“The Authority of the Soul,” chapter seven, is Yuan Zhiming’s third contribution to this book. This essay points out the necessity of realizing the importance of the soul when governing a nation. The problem with China, Yuan says, is her failure to recognize the importance of faith. Knowledge is held high, but without faith, knowledge cannot change people. Yuan goes on to show how the Christian influences of democratic Western cultures cannot be denied, and that without these influences, democracy would not be able to exist. At the end of the essay, Yuan warns against taking democracy too far and worshiping the freedom for its own sake, a phenomenon he sees taking place in the United States.
Wu Xiagui takes his chapter in a slightly different direction with “The Christian Faith and Contemporary Literature and Arts.” Wu’s argument is that Christians must reclaim the arts and turn them into vehicles for sharing God with the culture. He points to the artists (visual, literary, and musical) of centuries past, showing how their art was not only at the very highest level of aesthetic beauty and skill, but also a primary way in which biblical truths were communicated to many sorts of people.

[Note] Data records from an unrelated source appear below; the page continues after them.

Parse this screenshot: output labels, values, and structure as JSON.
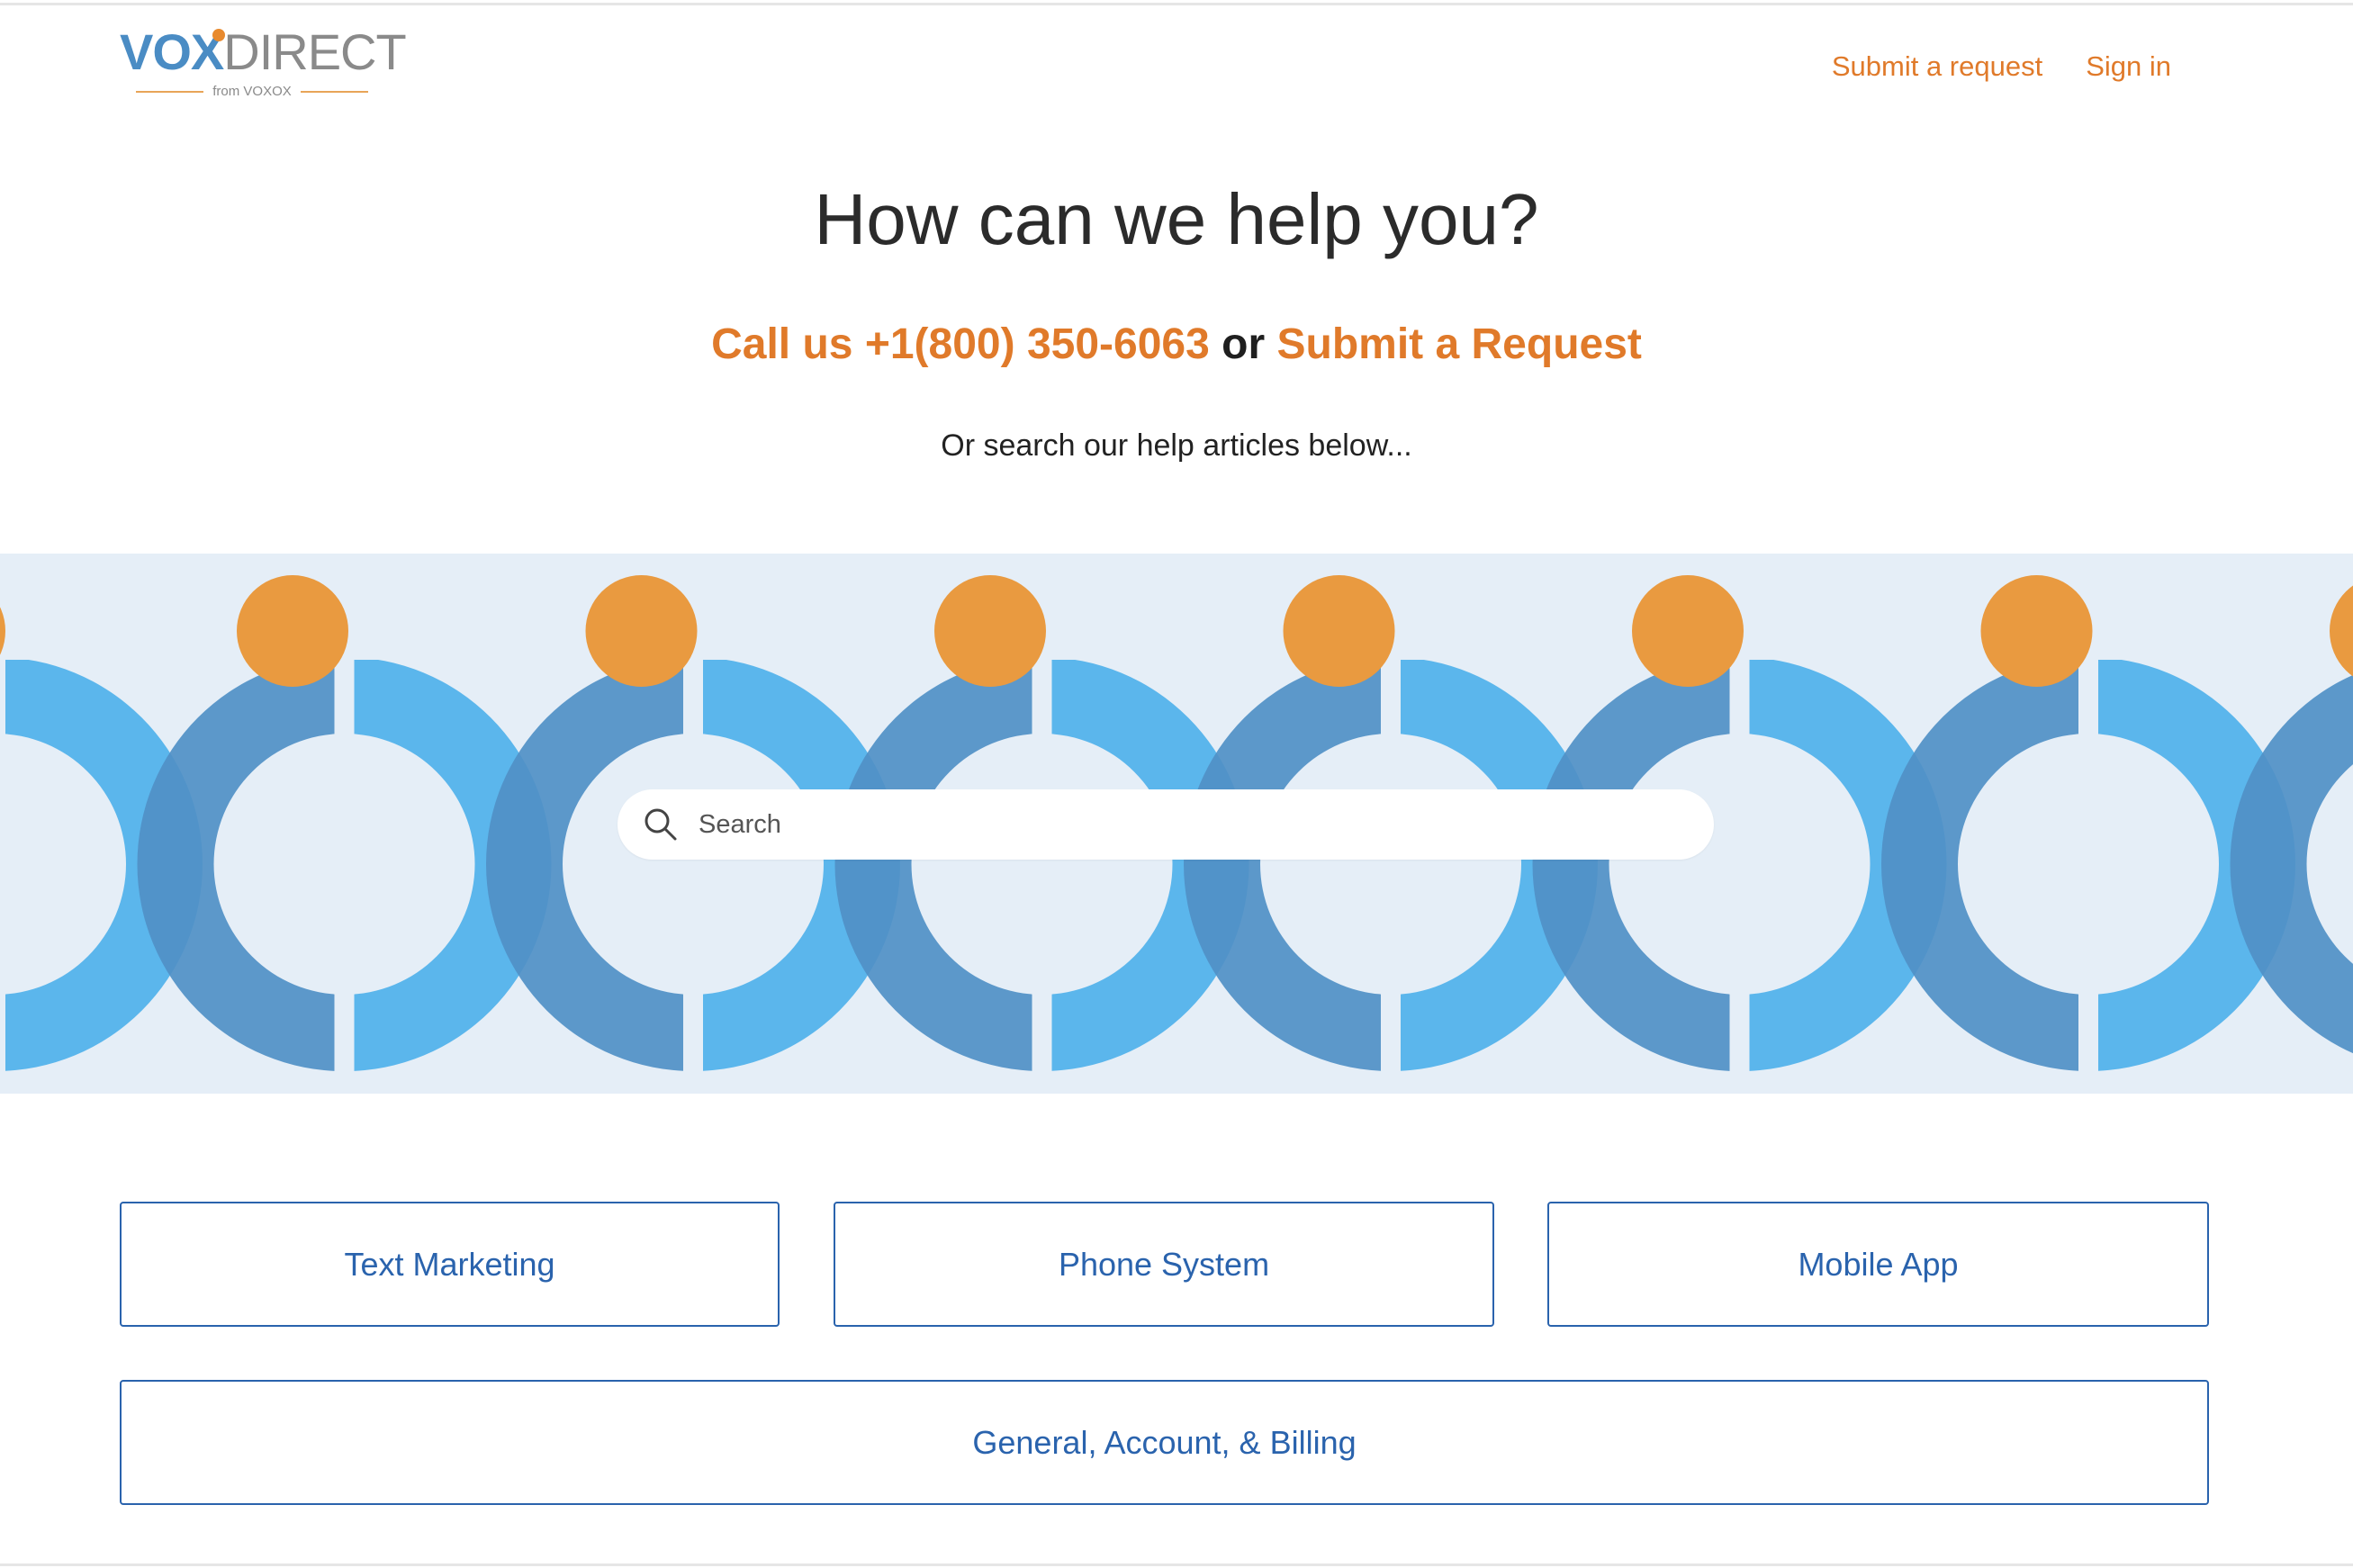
{
  "brand": {
    "logo_primary": "VOX",
    "logo_secondary": "DIRECT",
    "logo_sub": "from VOXOX",
    "colors": {
      "orange": "#e07a2a",
      "blue_dark": "#2a63ad",
      "blue_light": "#4fb1ea",
      "blue_mid": "#5090c5",
      "banner_bg": "#e5eef7"
    }
  },
  "nav": {
    "submit_request": "Submit a request",
    "sign_in": "Sign in"
  },
  "hero": {
    "title": "How can we help you?",
    "call_us": "Call us +1(800) 350-6063",
    "or": "or",
    "submit_request": "Submit a Request",
    "subtitle": "Or search our help articles below..."
  },
  "search": {
    "placeholder": "Search",
    "value": "",
    "icon": "search-icon"
  },
  "categories": [
    {
      "label": "Text Marketing"
    },
    {
      "label": "Phone System"
    },
    {
      "label": "Mobile App"
    },
    {
      "label": "General, Account, & Billing"
    }
  ]
}
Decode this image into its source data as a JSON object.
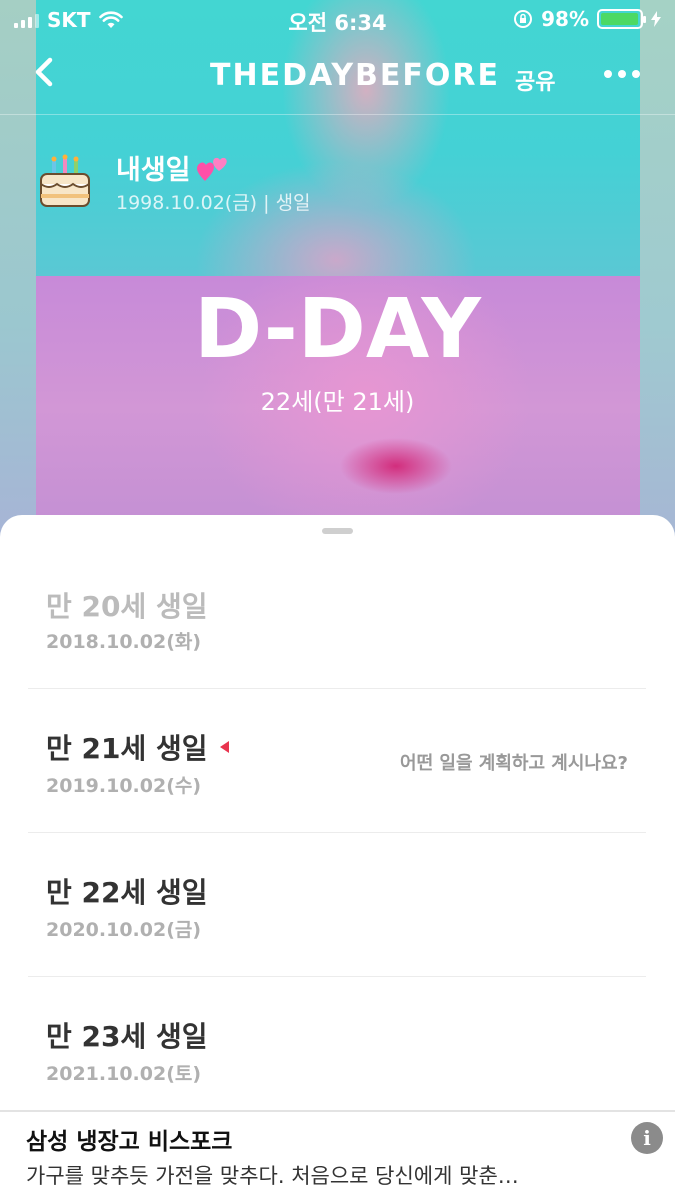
{
  "status_bar": {
    "carrier": "SKT",
    "time": "오전 6:34",
    "battery": "98%",
    "battery_level": 0.98
  },
  "nav": {
    "logo": "THEDAYBEFORE",
    "share_label": "공유",
    "icons": [
      "back-icon",
      "more-icon"
    ]
  },
  "event": {
    "title": "내생일",
    "subtitle": "1998.10.02(금)  |  생일",
    "icons": [
      "cake-icon",
      "heart-icon"
    ]
  },
  "dday": {
    "label": "D-DAY",
    "age": "22세(만 21세)"
  },
  "list": [
    {
      "title": "만 20세 생일",
      "date": "2018.10.02(화)",
      "state": "past"
    },
    {
      "title": "만 21세 생일",
      "date": "2019.10.02(수)",
      "state": "current",
      "hint": "어떤 일을 계획하고 계시나요?"
    },
    {
      "title": "만 22세 생일",
      "date": "2020.10.02(금)",
      "state": "future"
    },
    {
      "title": "만 23세 생일",
      "date": "2021.10.02(토)",
      "state": "future"
    }
  ],
  "ad": {
    "title": "삼성 냉장고 비스포크",
    "description": "가구를 맞추듯 가전을 맞추다. 처음으로 당신에게 맞춘…",
    "info_symbol": "i"
  },
  "colors": {
    "accent_marker": "#e8344e",
    "battery_green": "#4cd964"
  }
}
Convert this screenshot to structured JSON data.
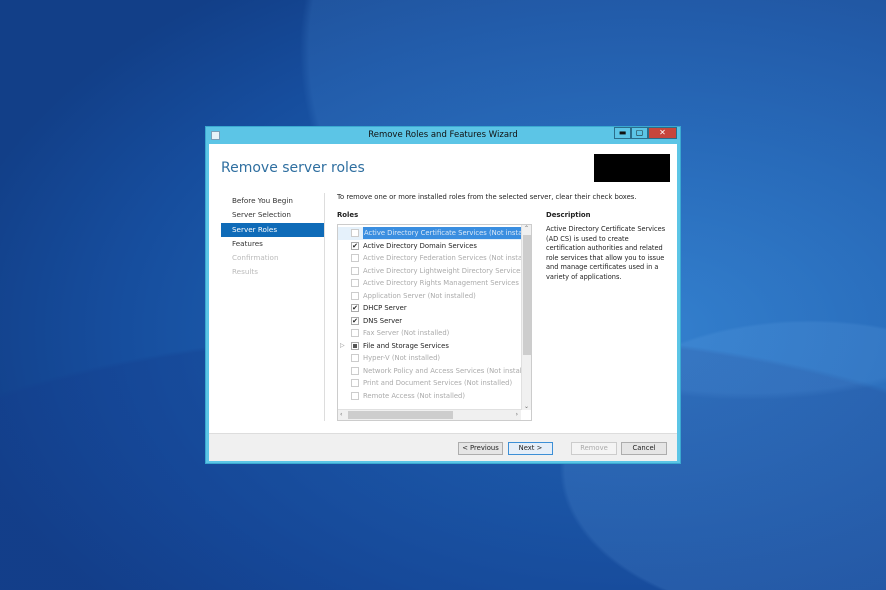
{
  "window": {
    "title": "Remove Roles and Features Wizard",
    "minimize": "▬",
    "maximize": "▢",
    "close": "✕"
  },
  "page_title": "Remove server roles",
  "nav": [
    "Before You Begin",
    "Server Selection",
    "Server Roles",
    "Features",
    "Confirmation",
    "Results"
  ],
  "intro": "To remove one or more installed roles from the selected server, clear their check boxes.",
  "roles_label": "Roles",
  "roles": [
    {
      "label": "Active Directory Certificate Services (Not installed)",
      "state": "unchecked",
      "installed": false
    },
    {
      "label": "Active Directory Domain Services",
      "state": "checked",
      "installed": true
    },
    {
      "label": "Active Directory Federation Services (Not installed)",
      "state": "unchecked",
      "installed": false
    },
    {
      "label": "Active Directory Lightweight Directory Services (Not installed)",
      "state": "unchecked",
      "installed": false
    },
    {
      "label": "Active Directory Rights Management Services (Not installed)",
      "state": "unchecked",
      "installed": false
    },
    {
      "label": "Application Server (Not installed)",
      "state": "unchecked",
      "installed": false
    },
    {
      "label": "DHCP Server",
      "state": "checked",
      "installed": true
    },
    {
      "label": "DNS Server",
      "state": "checked",
      "installed": true
    },
    {
      "label": "Fax Server (Not installed)",
      "state": "unchecked",
      "installed": false
    },
    {
      "label": "File and Storage Services",
      "state": "partial",
      "installed": true
    },
    {
      "label": "Hyper-V (Not installed)",
      "state": "unchecked",
      "installed": false
    },
    {
      "label": "Network Policy and Access Services (Not installed)",
      "state": "unchecked",
      "installed": false
    },
    {
      "label": "Print and Document Services (Not installed)",
      "state": "unchecked",
      "installed": false
    },
    {
      "label": "Remote Access (Not installed)",
      "state": "unchecked",
      "installed": false
    }
  ],
  "description_label": "Description",
  "description": "Active Directory Certificate Services (AD CS) is used to create certification authorities and related role services that allow you to issue and manage certificates used in a variety of applications.",
  "buttons": {
    "previous": "< Previous",
    "next": "Next >",
    "remove": "Remove",
    "cancel": "Cancel"
  }
}
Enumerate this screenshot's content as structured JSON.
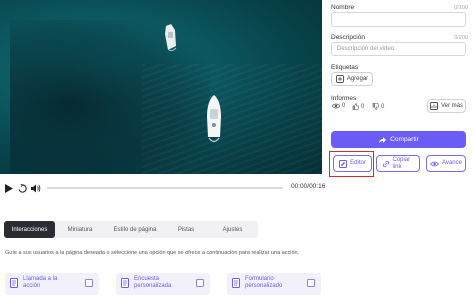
{
  "player": {
    "timecode": "00:00/00:16",
    "progress": 0
  },
  "panel": {
    "name_label": "Nombre",
    "name_count": "0/100",
    "name_value": "",
    "description_label": "Descripción",
    "description_count": "0/200",
    "description_placeholder": "Descripción del video",
    "tags_label": "Etiquetas",
    "add_tag_label": "Agregar",
    "reports_label": "Informes",
    "stats": [
      "0",
      "0",
      "0"
    ],
    "see_more_label": "Ver más",
    "share_label": "Compartir",
    "editor_label": "Editor",
    "copy_link_label": "Copiar link",
    "advanced_label": "Avance"
  },
  "tabs": [
    "Interacciones",
    "Miniatura",
    "Estilo de página",
    "Pistas",
    "Ajustes"
  ],
  "guide_text": "Guíe a sus usuarios a la página deseada o seleccione una opción que se ofrece a continuación para realizar una acción.",
  "cards": [
    {
      "line1": "Llamada a la",
      "line2": "acción"
    },
    {
      "line1": "Encuesta",
      "line2": "personalizada"
    },
    {
      "line1": "Formulario",
      "line2": "personalizado"
    }
  ],
  "colors": {
    "accent": "#6b5cf6",
    "highlight": "#d42a2a",
    "active_tab": "#2b2b33"
  }
}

Wu concludes with a plea to Christian artists to let their God-given creativity be focused on sharing the Gospel.
“Can Chinese Intellectuals Carry Their Cross? Issues facing Christian Chinese intellectuals in mainland China” discusses the ways that Chinese intellectuals come to faith and live their lives as Christians. Huo Shui explains some of the difficulties faced by intellectuals, including their feelings of isolation as Christians, their lack of foundational biblical knowledge (unless training is given), and the fact that most of the books about Christianity available in China are written from an academic, not spiritual, worldview. Huo ends with encouragement for Western missionaries and those watching China from a distance to consider “the role of Chinese intellectuals in accomplishing God’s purposes.”
The final chapter of Soul Searchig, a short essay on love, is more devotional than analytical. Xiang Rikui’s personal meditation seems slightly out of place when compared to the other articles, and yet still fits the concept of the book by giving insight into a Chinese intellectual’s response to the love of God.
The book as a whole is a good resource, and would be especially helpful as a discussion starter among those wondering how to serve mainland Chinese. Interaction with, as well as reading of, the essays in this book will help people think clearly and purposefully about the ways God is working in China.